Dataset excerpts:
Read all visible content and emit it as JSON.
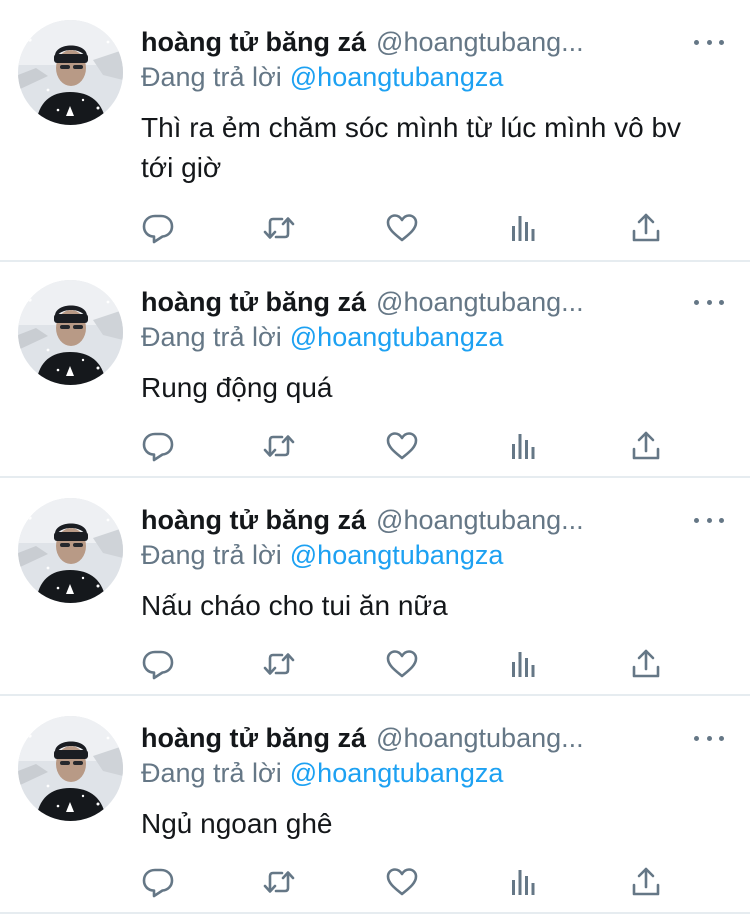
{
  "colors": {
    "text_primary": "#14171a",
    "text_secondary": "#657786",
    "link": "#1da1f2",
    "divider": "#e6ecf0"
  },
  "tweets": [
    {
      "display_name": "hoàng tử băng zá",
      "handle": "@hoangtubang...",
      "reply_prefix": "Đang trả lời",
      "reply_mention": "@hoangtubangza",
      "text": "Thì ra ẻm chăm sóc mình từ lúc mình vô bv tới giờ",
      "icons": [
        "reply-icon",
        "retweet-icon",
        "like-icon",
        "analytics-icon",
        "share-icon"
      ]
    },
    {
      "display_name": "hoàng tử băng zá",
      "handle": "@hoangtubang...",
      "reply_prefix": "Đang trả lời",
      "reply_mention": "@hoangtubangza",
      "text": "Rung động quá",
      "icons": [
        "reply-icon",
        "retweet-icon",
        "like-icon",
        "analytics-icon",
        "share-icon"
      ]
    },
    {
      "display_name": "hoàng tử băng zá",
      "handle": "@hoangtubang...",
      "reply_prefix": "Đang trả lời",
      "reply_mention": "@hoangtubangza",
      "text": "Nấu cháo cho tui ăn nữa",
      "icons": [
        "reply-icon",
        "retweet-icon",
        "like-icon",
        "analytics-icon",
        "share-icon"
      ]
    },
    {
      "display_name": "hoàng tử băng zá",
      "handle": "@hoangtubang...",
      "reply_prefix": "Đang trả lời",
      "reply_mention": "@hoangtubangza",
      "text": "Ngủ ngoan ghê",
      "icons": [
        "reply-icon",
        "retweet-icon",
        "like-icon",
        "analytics-icon",
        "share-icon"
      ]
    }
  ]
}
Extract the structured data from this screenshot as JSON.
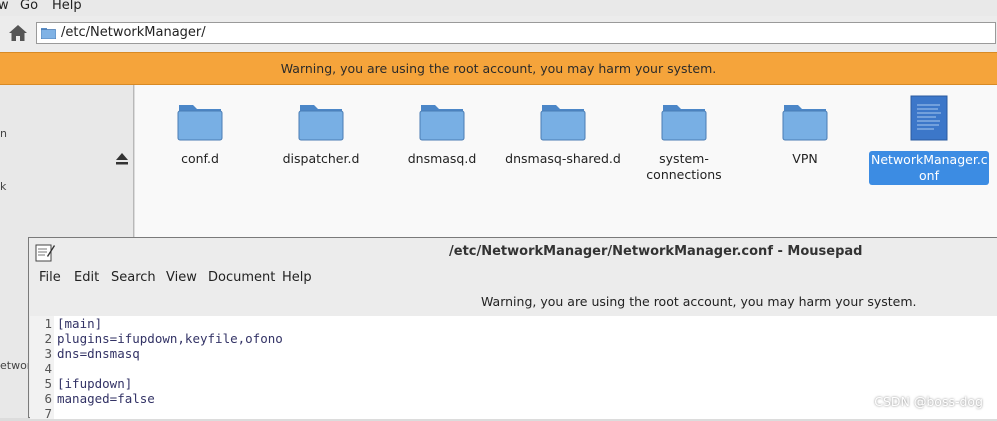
{
  "file_manager": {
    "menu": {
      "view_partial": "w",
      "go": "Go",
      "help": "Help"
    },
    "location": "/etc/NetworkManager/",
    "warning": "Warning, you are using the root account, you may harm your system.",
    "sidebar_partial": {
      "a": "n",
      "b": "k",
      "c": "etwork"
    },
    "items": [
      {
        "label": "conf.d",
        "type": "folder"
      },
      {
        "label": "dispatcher.d",
        "type": "folder"
      },
      {
        "label": "dnsmasq.d",
        "type": "folder"
      },
      {
        "label": "dnsmasq-shared.d",
        "type": "folder"
      },
      {
        "label": "system-connections",
        "type": "folder"
      },
      {
        "label": "VPN",
        "type": "folder"
      },
      {
        "label_line1": "NetworkManager.c",
        "label_line2": "onf",
        "type": "file",
        "selected": true
      }
    ]
  },
  "mousepad": {
    "title": "/etc/NetworkManager/NetworkManager.conf - Mousepad",
    "menu": [
      "File",
      "Edit",
      "Search",
      "View",
      "Document",
      "Help"
    ],
    "warning": "Warning, you are using the root account, you may harm your system.",
    "lines": [
      {
        "n": "1",
        "text": "[main]"
      },
      {
        "n": "2",
        "text": "plugins=ifupdown,keyfile,ofono"
      },
      {
        "n": "3",
        "text": "dns=dnsmasq"
      },
      {
        "n": "4",
        "text": ""
      },
      {
        "n": "5",
        "text": "[ifupdown]"
      },
      {
        "n": "6",
        "text": "managed=false"
      },
      {
        "n": "7",
        "text": ""
      }
    ]
  },
  "watermark": "CSDN @boss-dog",
  "colors": {
    "warning_bg": "#f5a43b",
    "selection": "#3c8ce3",
    "folder": "#6aa6de"
  }
}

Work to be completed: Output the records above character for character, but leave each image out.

Response area:
Read all visible content and emit it as JSON.
{
  "colors": {
    "text_primary": "#14171a",
    "text_secondary": "#657786",
    "link": "#1da1f2",
    "divider": "#e6ecf0"
  },
  "tweets": [
    {
      "display_name": "hoàng tử băng zá",
      "handle": "@hoangtubang...",
      "reply_prefix": "Đang trả lời",
      "reply_mention": "@hoangtubangza",
      "text": "Thì ra ẻm chăm sóc mình từ lúc mình vô bv tới giờ",
      "icons": [
        "reply-icon",
        "retweet-icon",
        "like-icon",
        "analytics-icon",
        "share-icon"
      ]
    },
    {
      "display_name": "hoàng tử băng zá",
      "handle": "@hoangtubang...",
      "reply_prefix": "Đang trả lời",
      "reply_mention": "@hoangtubangza",
      "text": "Rung động quá",
      "icons": [
        "reply-icon",
        "retweet-icon",
        "like-icon",
        "analytics-icon",
        "share-icon"
      ]
    },
    {
      "display_name": "hoàng tử băng zá",
      "handle": "@hoangtubang...",
      "reply_prefix": "Đang trả lời",
      "reply_mention": "@hoangtubangza",
      "text": "Nấu cháo cho tui ăn nữa",
      "icons": [
        "reply-icon",
        "retweet-icon",
        "like-icon",
        "analytics-icon",
        "share-icon"
      ]
    },
    {
      "display_name": "hoàng tử băng zá",
      "handle": "@hoangtubang...",
      "reply_prefix": "Đang trả lời",
      "reply_mention": "@hoangtubangza",
      "text": "Ngủ ngoan ghê",
      "icons": [
        "reply-icon",
        "retweet-icon",
        "like-icon",
        "analytics-icon",
        "share-icon"
      ]
    }
  ]
}
Extract the structured data from this screenshot as JSON.
{
  "file_manager": {
    "menu": {
      "view_partial": "w",
      "go": "Go",
      "help": "Help"
    },
    "location": "/etc/NetworkManager/",
    "warning": "Warning, you are using the root account, you may harm your system.",
    "sidebar_partial": {
      "a": "n",
      "b": "k",
      "c": "etwork"
    },
    "items": [
      {
        "label": "conf.d",
        "type": "folder"
      },
      {
        "label": "dispatcher.d",
        "type": "folder"
      },
      {
        "label": "dnsmasq.d",
        "type": "folder"
      },
      {
        "label": "dnsmasq-shared.d",
        "type": "folder"
      },
      {
        "label": "system-connections",
        "type": "folder"
      },
      {
        "label": "VPN",
        "type": "folder"
      },
      {
        "label_line1": "NetworkManager.c",
        "label_line2": "onf",
        "type": "file",
        "selected": true
      }
    ]
  },
  "mousepad": {
    "title": "/etc/NetworkManager/NetworkManager.conf - Mousepad",
    "menu": [
      "File",
      "Edit",
      "Search",
      "View",
      "Document",
      "Help"
    ],
    "warning": "Warning, you are using the root account, you may harm your system.",
    "lines": [
      {
        "n": "1",
        "text": "[main]"
      },
      {
        "n": "2",
        "text": "plugins=ifupdown,keyfile,ofono"
      },
      {
        "n": "3",
        "text": "dns=dnsmasq"
      },
      {
        "n": "4",
        "text": ""
      },
      {
        "n": "5",
        "text": "[ifupdown]"
      },
      {
        "n": "6",
        "text": "managed=false"
      },
      {
        "n": "7",
        "text": ""
      }
    ]
  },
  "watermark": "CSDN @boss-dog",
  "colors": {
    "warning_bg": "#f5a43b",
    "selection": "#3c8ce3",
    "folder": "#6aa6de"
  }
}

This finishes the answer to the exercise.